Italian angler Alessandro Biancardi shocked the catfishing world this week with an absolutely massive Wels catfish he caught from Italy’s River Po. Measuring over nine feet long (285cm), Biancardi’s fish should set a new world record for the species.
A pro-staffer at MADCAT Fishing, Biancardi has been chasing monster catfish in the Po for decades. His pending world-record catch marks an incredible accomplishment in his own career and raises the bar for the global fishing community.
“Alessandro’s huge kitten beats the previous world record by 4cm and the fish is a result of 23 years of hard work!” MADCAT wrote in a news release. “We’re so proud of you Alessandro! You have written history in the world of catfish angling!”
Biancardi also shared some of the story behind his catch with the MADCAT team.
“Everything started as a normal day of fishing,” Biancardi writes. “I went to the great River Po. Before leaving I checked knots, hooks, each connection because I’m extremely meticulous. I always need to be 100% sure that everything is in place if a dream fish decided to bite my lure.”
As it happened, the dream fish bit his lure at the first spot of the day. With the river muddy and still dropping from a flood, Biancardi threw out a Savage Gear Cannibal Shad on a 12/0 jig head. After a few casts, something hammered the soft plastic lure and Biancardi set the hook on “what [he] felt to be a prehistoric fish.”
Doing battle from his john boat, Biancardi navigated strong currents and submerged obstacles as the fish fought deep. After 40 “endless minutes” of this, he says, the catfish finally broke the surface.
“I was alone facing the biggest catfish I’ve seen in 23 years,” Biancardi writes. “I tried gloving its mouth 2-3 times, but it was still too strong. I decided to go in shallow water to land it from shore and after a few tries, I managed to land it!”

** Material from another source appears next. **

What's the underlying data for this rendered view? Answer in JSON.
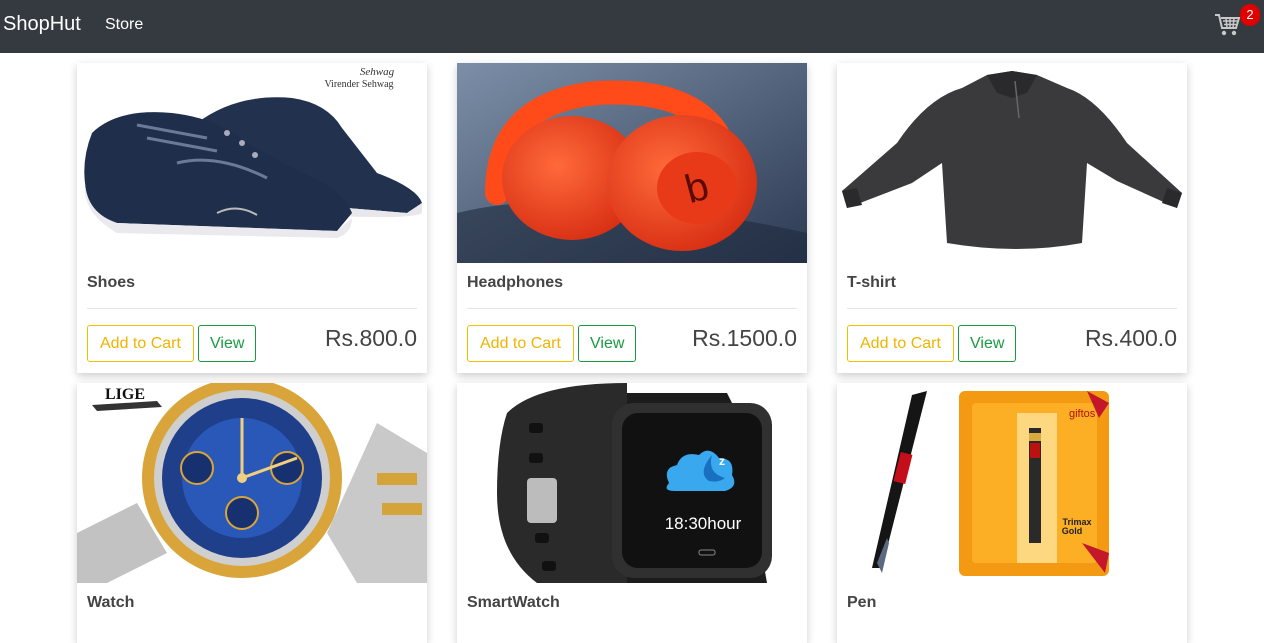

The angler tied up the nine-plus-foot-long monster in the shallows to let it recover. But he forgot to anchor his boat and it drifted away, forcing him to swim downriver to recover it.
Biancardi then called his friend Marco to let him know where he was. With 10 witnesses looking on and snapping photographs, they put a tape to the Wels catfish and recorded its official measurements.
“I was sure that the fish I caught was special, but I never imagined what would happen next when we measured the fish on the mat,” he writes. “Under the incredulous eyes of many anglers, the meter stopped at 285cm. It was the new WORLD RECORD catfish!”
Biancardi then released the fish into the Po. He says he was curious about its total weight but didn’t want to risk stressing the fish too much by weighing it.
“I decided to safely release it, hoping it could give another angler the same joy it gave to me.”
Because Biancardi released the fish instead of bringing it to a certified scale, his catfish is eligible for an IGFA all-tackle length world record—as opposed to a certified weight record. Biancardi’s documentation has been submitted to the IGFA and is awaiting certification.
As the MADCAT team pointed out, the standing all-tackle length world record for the species is a 281cm catfish that a pair of German anglers caught in April. That fish also came from the River Po, which along with Spain’s Rio Ebro, has given up more monster Wels catfish than anywhere else on Earth.
Although we’ll never know for sure, there’s a good chance that Biancardi’s fish also outweighed the IGFA all-tackle world record Wels, which had a certified weight of 297 pounds, 9 ounces. The 281cm Wels caught in April was estimated to weigh over 300 pounds, according to the Angling Times.